My brother told me that people usually go there on New Year’s Eve or after New Year’s Eve to pray. I went with the flow, and I did some praying too. I am not a religious person, if one day I become one, Japan is definitely the country that makes me that way. After praying, we went to buy the Omamori (Japanese amulet sold at Shinto shrines) nearby. Omamori comes in many forms of protection and luck that you can choose from. The price also comes in many forms as well.
Despite the fact that I don’t believe in that kind of stuff, I got myself a Safe Traveling Omamori too. For 1,000 Yen. So this Omamori supposes to keep me safe and happy wherever I travel to. All I have to do is bringing it with me to places that I go. Not my kind of thing, but I can blend in pretty well with this new experience.
The perfect place to get souvenirs in Japan is Asakusa, a crowded place full of people. Asakusa is not just a shopping area, there is also a temple where you can pray for peace as well. Common souvenirs there are key chains, a lot of them with different designs and looks. You can also find many more things like clothes, food, and many more. Asakusa is always crowded no matter if it is morning or afternoon time, and the crowd is what makes the place itself interesting.
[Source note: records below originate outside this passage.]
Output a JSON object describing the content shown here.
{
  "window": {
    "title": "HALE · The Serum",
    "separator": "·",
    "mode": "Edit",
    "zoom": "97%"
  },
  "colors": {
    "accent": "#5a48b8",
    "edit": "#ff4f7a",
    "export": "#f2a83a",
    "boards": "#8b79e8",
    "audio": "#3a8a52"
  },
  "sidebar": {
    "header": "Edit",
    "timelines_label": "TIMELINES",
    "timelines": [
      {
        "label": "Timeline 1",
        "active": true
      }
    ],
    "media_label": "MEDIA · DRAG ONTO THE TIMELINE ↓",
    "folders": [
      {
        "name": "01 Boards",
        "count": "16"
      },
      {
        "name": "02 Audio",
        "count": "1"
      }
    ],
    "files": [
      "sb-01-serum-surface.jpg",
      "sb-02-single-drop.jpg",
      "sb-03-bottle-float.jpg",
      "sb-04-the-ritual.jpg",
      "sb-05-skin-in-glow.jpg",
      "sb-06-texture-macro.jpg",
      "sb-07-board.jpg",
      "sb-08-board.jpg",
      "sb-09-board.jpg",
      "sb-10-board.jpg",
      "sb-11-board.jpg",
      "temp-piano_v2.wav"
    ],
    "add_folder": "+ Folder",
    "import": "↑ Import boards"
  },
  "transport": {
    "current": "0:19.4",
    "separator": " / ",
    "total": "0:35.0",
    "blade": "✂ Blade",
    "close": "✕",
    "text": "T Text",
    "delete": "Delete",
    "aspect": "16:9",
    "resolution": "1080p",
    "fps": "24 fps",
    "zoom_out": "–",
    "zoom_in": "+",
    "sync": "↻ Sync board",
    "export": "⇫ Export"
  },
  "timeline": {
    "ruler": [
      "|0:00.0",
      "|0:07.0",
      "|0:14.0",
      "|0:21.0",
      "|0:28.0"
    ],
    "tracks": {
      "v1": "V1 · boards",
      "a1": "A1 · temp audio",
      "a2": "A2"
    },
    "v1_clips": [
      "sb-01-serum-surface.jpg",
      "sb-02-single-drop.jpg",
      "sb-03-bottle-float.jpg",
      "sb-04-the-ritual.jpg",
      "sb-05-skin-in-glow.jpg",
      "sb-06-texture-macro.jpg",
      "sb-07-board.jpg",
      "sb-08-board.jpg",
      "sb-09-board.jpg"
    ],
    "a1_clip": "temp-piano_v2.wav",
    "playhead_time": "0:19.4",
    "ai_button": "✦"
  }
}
Tokyo Sky Tree
Came here for the second time, and did not get to go up the building again for the second time. There is always a long line of people, and I am not a fan of hours-waiting. Apart from seeing the building, and going up there to see Japan from above which I didn’t get to go, there is nothing more. So we just walked around then ended up sitting in the mall because my feet was dying. By 4PM, the sun was already off duty so we moved on the next place. Yes, on foot.
Shibuya is super crowded, especially at night. This city ward is full of people from everywhere for the fact that the place is magnificent. As soon as I walked out of the train station, the first thing I saw was the statue of Hachiko. Perhaps some of you might have known about the story of this loyal Japanese dog. The statue was of where the he waited for his owner to come back home who had already passed away at work.
Well, the next good thing I saw after I walked passed the statue was a handsome man with a “Free Hug” sign. Sorry not sorry, but it would be so unkind if I walked pass him without getting the free hug, right? Right 😀 That is one of the things I love about this ward, you can see anything there. I remembered when I was there last year and I walked pass a sex toy shop and freaked out. Japan has everything, and I love literally everything there; except that toy shop.
The best time to explore Shibuya is at night where the lights are on and the crowd is formed. The signature photo of the city is the crossing where people from all directions walking at once. There is no better way in saying “Welcome to Tokyo” than crossing this astounding traffic light stop. After that, you will be able to see the tall buildings, restaurants, clothing stores, and many more. I can never get enough of this place, and I will never get tired of coming here again and again.
I am aware that this article is super long and somehow boring to read, but I can’t help writing it. Places that I have been to will become memories, and I will eventually forget them one day. So by writing, I am so sure I will be able to come back and read them to recall the fun. If you make it to the end, thank you so much for the effort and time spent. Just about 4,400 words in total which sums up my whole vacation. In case you want to read more, there are a few articles on places that I went to in Japan last year. An expensive country indeed, but it is worth every single Yen I spent.